Activity: Could you return every line of the records below that contains the word "закупки"?

Provided data:
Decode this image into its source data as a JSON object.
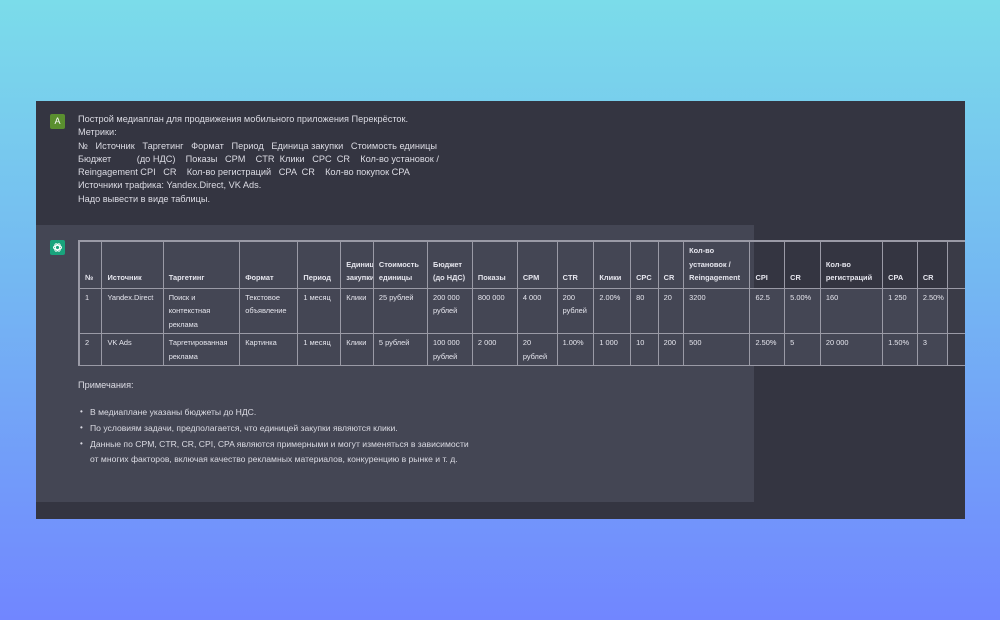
{
  "user_message": {
    "avatar_letter": "A",
    "lines": [
      "Построй медиаплан для продвижения мобильного приложения Перекрёсток.",
      "Метрики:",
      "№   Источник   Таргетинг   Формат   Период   Единица закупки   Стоимость единицы",
      "Бюджет          (до НДС)    Показы   CPM    CTR  Клики   CPC  CR    Кол-во установок /",
      "Reingagement CPI   CR    Кол-во регистраций   CPA  CR    Кол-во покупок CPA",
      "Источники трафика: Yandex.Direct, VK Ads.",
      "Надо вывести в виде таблицы."
    ]
  },
  "assistant_message": {
    "table": {
      "headers": [
        "№",
        "Источник",
        "Таргетинг",
        "Формат",
        "Период",
        "Единица закупки",
        "Стоимость единицы",
        "Бюджет (до НДС)",
        "Показы",
        "CPM",
        "CTR",
        "Клики",
        "CPC",
        "CR",
        "Кол-во установок / Reingagement",
        "CPI",
        "CR",
        "Кол-во регистраций",
        "CPA",
        "CR",
        ""
      ],
      "rows": [
        [
          "1",
          "Yandex.Direct",
          "Поиск и контекстная реклама",
          "Текстовое объявление",
          "1 месяц",
          "Клики",
          "25 рублей",
          "200 000 рублей",
          "800 000",
          "4 000",
          "200 рублей",
          "2.00%",
          "80",
          "20",
          "3200",
          "62.5",
          "5.00%",
          "160",
          "1 250",
          "2.50%",
          ""
        ],
        [
          "2",
          "VK Ads",
          "Таргетированная реклама",
          "Картинка",
          "1 месяц",
          "Клики",
          "5 рублей",
          "100 000 рублей",
          "2 000",
          "20 рублей",
          "1.00%",
          "1 000",
          "10",
          "200",
          "500",
          "2.50%",
          "5",
          "20 000",
          "1.50%",
          "3",
          ""
        ]
      ]
    },
    "notes_heading": "Примечания:",
    "notes": [
      "В медиаплане указаны бюджеты до НДС.",
      "По условиям задачи, предполагается, что единицей закупки являются клики.",
      "Данные по CPM, CTR, CR, CPI, CPA являются примерными и могут изменяться в зависимости от многих факторов, включая качество рекламных материалов, конкуренцию в рынке и т. д."
    ]
  },
  "colors": {
    "background_top": "#7bdcea",
    "background_bottom": "#7186ff",
    "user_panel": "#343541",
    "assistant_panel": "#444654",
    "user_avatar": "#5a8f2f",
    "assistant_avatar": "#19a37c"
  },
  "icons": {
    "assistant_avatar": "openai-logo-icon"
  }
}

Result below:
      "№   Источник   Таргетинг   Формат   Период   Единица закупки   Стоимость единицы",
        "Единица закупки",
      "По условиям задачи, предполагается, что единицей закупки являются клики.",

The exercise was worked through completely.